Nominee Explains OPM's Recovery from Massive BreachCobert Testifies Before Senate Panel Considering Her Confirmation as OPM Director
The Office of Personnel Management is systematically addressing three core cybersecurity deficiencies identified by the agency's inspector general as contributing to a data breach that exposed the personal information of 21.5 million individuals, Beth Cobert told a Senate panel considering her confirmation as the new OPM director.
See Also: 12 Top Cloud Threats of 2016
"Focusing on cybersecurity, protecting OPM systems and data, and providing services to individuals who were affected had been my highest priority since joining OPM; it will remain my highest priority if confirmed," Cobert, who President Obama appointed as acting head of the troubled agency in July, told the Senate Homeland Security and Governmental Affairs Committee. Obama nominated Cobert to serve as OPM director in November.
The cordial atmosphere at the Feb. 4 confirmation hearing contrasted sharply with the combative nature of congressional hearings delving into the breach - believed to have originated in China - featuring then-OPM Director Katherine Archuleta, who resigned under pressure last summer.
Cobert, who previously served as deputy director for management in the Office of Management and Budget, outlined the methodical approach OPM is taking to address the cybersecurity deficiencies. But lawmakers did not ask about a timetable for when they would be resolved. The deficiencies include weak IT security governance, systems operating without valid authorizations and weak technical security controls.
Cobert told the committee that when she joined OPM as acting director last year, she initiated a thorough process of reviewing the IG's recommendations as well as those from others who worked on the agency's information systems, including the Department of Homeland Security and DHS's United States Computer Emergency Readiness Team.
"We have put in place changes around IT security governance, including the creation of a new chief information security officer position, and have a process for continuing to manage and build those capabilities," Cobert said. "We are working through the specifications of the authorizations and have a team in place to work through those in a prioritized way, starting with the high-value assets. We're going through each one systematically. We have been able to close some of the [IG's] FISMA recommendations from the past few years, and we're committed to just keeping at it until we get through every one of them. "
FISMA, the Federal Information Security Management Act, is the law that governs federal IT security. It requires agencies to meet specific IT security standards as well as to have their security standing reauthorized every three years.

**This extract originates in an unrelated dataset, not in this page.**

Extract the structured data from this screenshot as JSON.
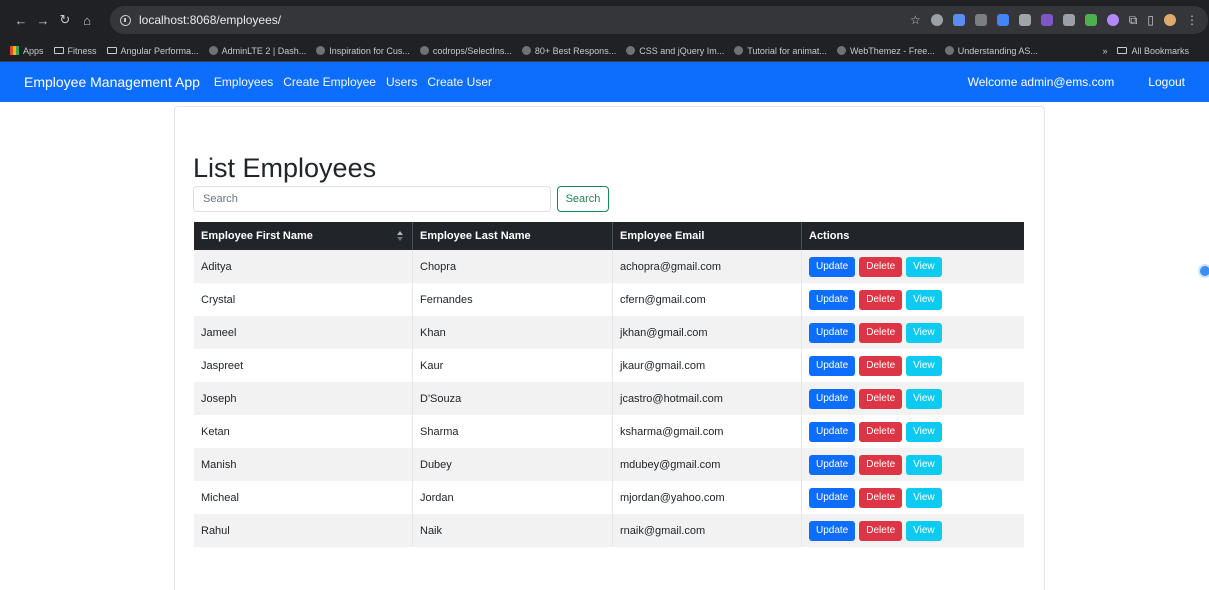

The IG, in a 2014 audit, recommended that Archuleta shutter systems that did not acquire valid authorizations required by OBM. At a June House Oversight and Government Reform Committee hearing, Archuleta explained that she didn't order the systems shut down because of other agency priorities, such as ensuring retirees received their benefits and that employees got paid.
Seeking Improved Cooperation
Lawmakers did not view Archuleta as being cooperative with OPM's inspector general or the two congressional panels that provide oversight to the agency, and several senators at Cobert's confirmation hearing pressed her repeatedly about whether she would be cooperative with the IG and Congress. Cobert said she would, noting that she met with the IG on her first day on the job and continues to meet with him regularly. She also pledged to respond to congressional inquiries.
Still, Sen. James Lankford, R-Okla., pointed out that the House Oversight and Government Reform Committee on Feb. 3 had issued a subpoena seeking documents related to the OPM data breach, saying such action by a congressional committee is typically a "last resort" when cooperation fails. House Oversight Committee Chairman Jason Chaffetz characterized Cobert as "not cooperating with the committee's investigation."
The documents being subpoenaed would supposedly shed light on whether the government discovered the breach through its Einstein intrusion detection system - as Archuleta contended - or by a vendor demonstrating a digital forensic product (see Report: OPM Breach Found During Demo).
Cobert said she has yet to fully review the subpoena but wants to be cooperative with the House committee. "We have been in discussions with them. We have produced hundreds, thousands of documents and briefings as requested. And we're going to be continue to be as cooperative as we can be," she said.
Relying on DHS
As OPM responded to the breach, Cobert said DHS, and, in particular, the team from U.S.-CERT, were "invaluable resources to OPM."
Cobert also testified that OPM is working closely with the intelligence community to address the concerns of breach victims, many of whom either hold or sought classified security clearances. Those concerns include possible blackmail threats and potential misuse of fingerprint data pilfered in the breach.
"We continue to work with the intelligence community to understand what help they need from us," Cobert said. "We continue to ... support whatever efforts they have underway. It's an ongoing partnership with them, with law enforcement. It's an ongoing dialogue as we collectively try to respond."
The committee will vote on Cobert's confirmation soon, paving the way for consideration by the full Senate.